After years of experimenting with its groundbreaking autonomous vehicle technology almost exclusively in California, Google confirmed Monday that it has begun testing one of its self-driving vehicles in Austin.
A white Lexus RX 450h SUV outfitted with the company’s sensors and software began making trips without the aid of a driver in the city within the past week, said Jennifer Haroon, head of business operations for the Google self-driving car project. Another vehicle will join it in the area for testing this week.
While California and other states have updated their laws to address self-driving vehicles, neither Texas nor Austin has followed suit, meaning Google did not need to get permission before initiating such testing in the city. Company officials briefed Gov. Greg Abbott’s office, Austin Police Chief Art Acevedo and the city of Austin about the testing in advance, Haroon said. No public funds are involved in the testing, and the company is not providing any funding to local or state entities related to the testing.

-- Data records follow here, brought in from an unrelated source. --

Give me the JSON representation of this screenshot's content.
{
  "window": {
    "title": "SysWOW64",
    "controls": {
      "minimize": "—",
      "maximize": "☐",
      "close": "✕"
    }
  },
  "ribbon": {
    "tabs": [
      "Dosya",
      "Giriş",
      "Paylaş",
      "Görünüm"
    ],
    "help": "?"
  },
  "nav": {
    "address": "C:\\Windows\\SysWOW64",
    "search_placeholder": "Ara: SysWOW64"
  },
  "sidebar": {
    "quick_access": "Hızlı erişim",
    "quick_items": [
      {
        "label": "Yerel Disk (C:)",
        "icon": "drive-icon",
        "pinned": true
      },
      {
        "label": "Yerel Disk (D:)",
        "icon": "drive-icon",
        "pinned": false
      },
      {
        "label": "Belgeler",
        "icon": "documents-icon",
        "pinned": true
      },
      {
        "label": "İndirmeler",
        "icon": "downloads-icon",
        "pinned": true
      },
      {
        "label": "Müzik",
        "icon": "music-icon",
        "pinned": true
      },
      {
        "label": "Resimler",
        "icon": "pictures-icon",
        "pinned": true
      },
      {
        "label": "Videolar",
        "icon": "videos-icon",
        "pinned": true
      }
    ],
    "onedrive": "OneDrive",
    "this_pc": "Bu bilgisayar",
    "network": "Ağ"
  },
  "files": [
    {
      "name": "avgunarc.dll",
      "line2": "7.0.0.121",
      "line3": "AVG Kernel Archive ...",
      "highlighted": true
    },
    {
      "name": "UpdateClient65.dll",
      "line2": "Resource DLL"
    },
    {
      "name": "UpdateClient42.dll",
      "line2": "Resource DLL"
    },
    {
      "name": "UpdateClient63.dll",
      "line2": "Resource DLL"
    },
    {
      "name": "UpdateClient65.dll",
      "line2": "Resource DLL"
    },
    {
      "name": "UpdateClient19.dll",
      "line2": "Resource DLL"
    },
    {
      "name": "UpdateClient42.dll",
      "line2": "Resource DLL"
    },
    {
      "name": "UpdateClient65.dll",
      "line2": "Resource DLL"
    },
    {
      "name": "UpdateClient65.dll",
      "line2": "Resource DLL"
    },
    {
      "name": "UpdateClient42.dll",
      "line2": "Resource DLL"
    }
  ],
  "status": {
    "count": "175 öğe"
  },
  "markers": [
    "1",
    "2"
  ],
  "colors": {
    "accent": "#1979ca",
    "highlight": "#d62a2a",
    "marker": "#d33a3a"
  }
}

The expansion of the project to Texas comes as the company’s experimental fleet has safely logged over a million miles and its software has matured to be able to simultaneously detect hundreds of different activities going on around a vehicle, Haroon said. Two “safety drivers” will be in each of the vehicles whenever traveling in Austin in self-driving mode.
“They’re there to see how the vehicle is behaving, provide feedback to our engineering team and, if needed, take over [driving],” Haroon said.
Until now, Google’s vehicle testing has mostly centered around the San Francisco area, where the technology giant is based. The new testing will be focused in an area north and northeast of downtown Austin, according to company officials. The cars will not drive autonomously on any area highways, for now. Google officials are hoping Austin will provide its self-driving vehicles with an environment different from what researchers have already explored in recent years.
“We think there may be some geographic differences,” Haroon said. “There could be some differences in driver/pedestrian/bicyclist behavior. We really won’t know until we’ve started testing more.”
See here for previous driverless car blogging. As the story notes, this is not the first time one of these vehicles has visited Austin, though it is the first time for this kind of testing. I’m guessing this will all be fairly low-key – Google would certainly prefer it to be that way – but you never know. Beta testing is often exciting in unanticipated ways. If you happen to see this car tooling around, leave a comment and let us know.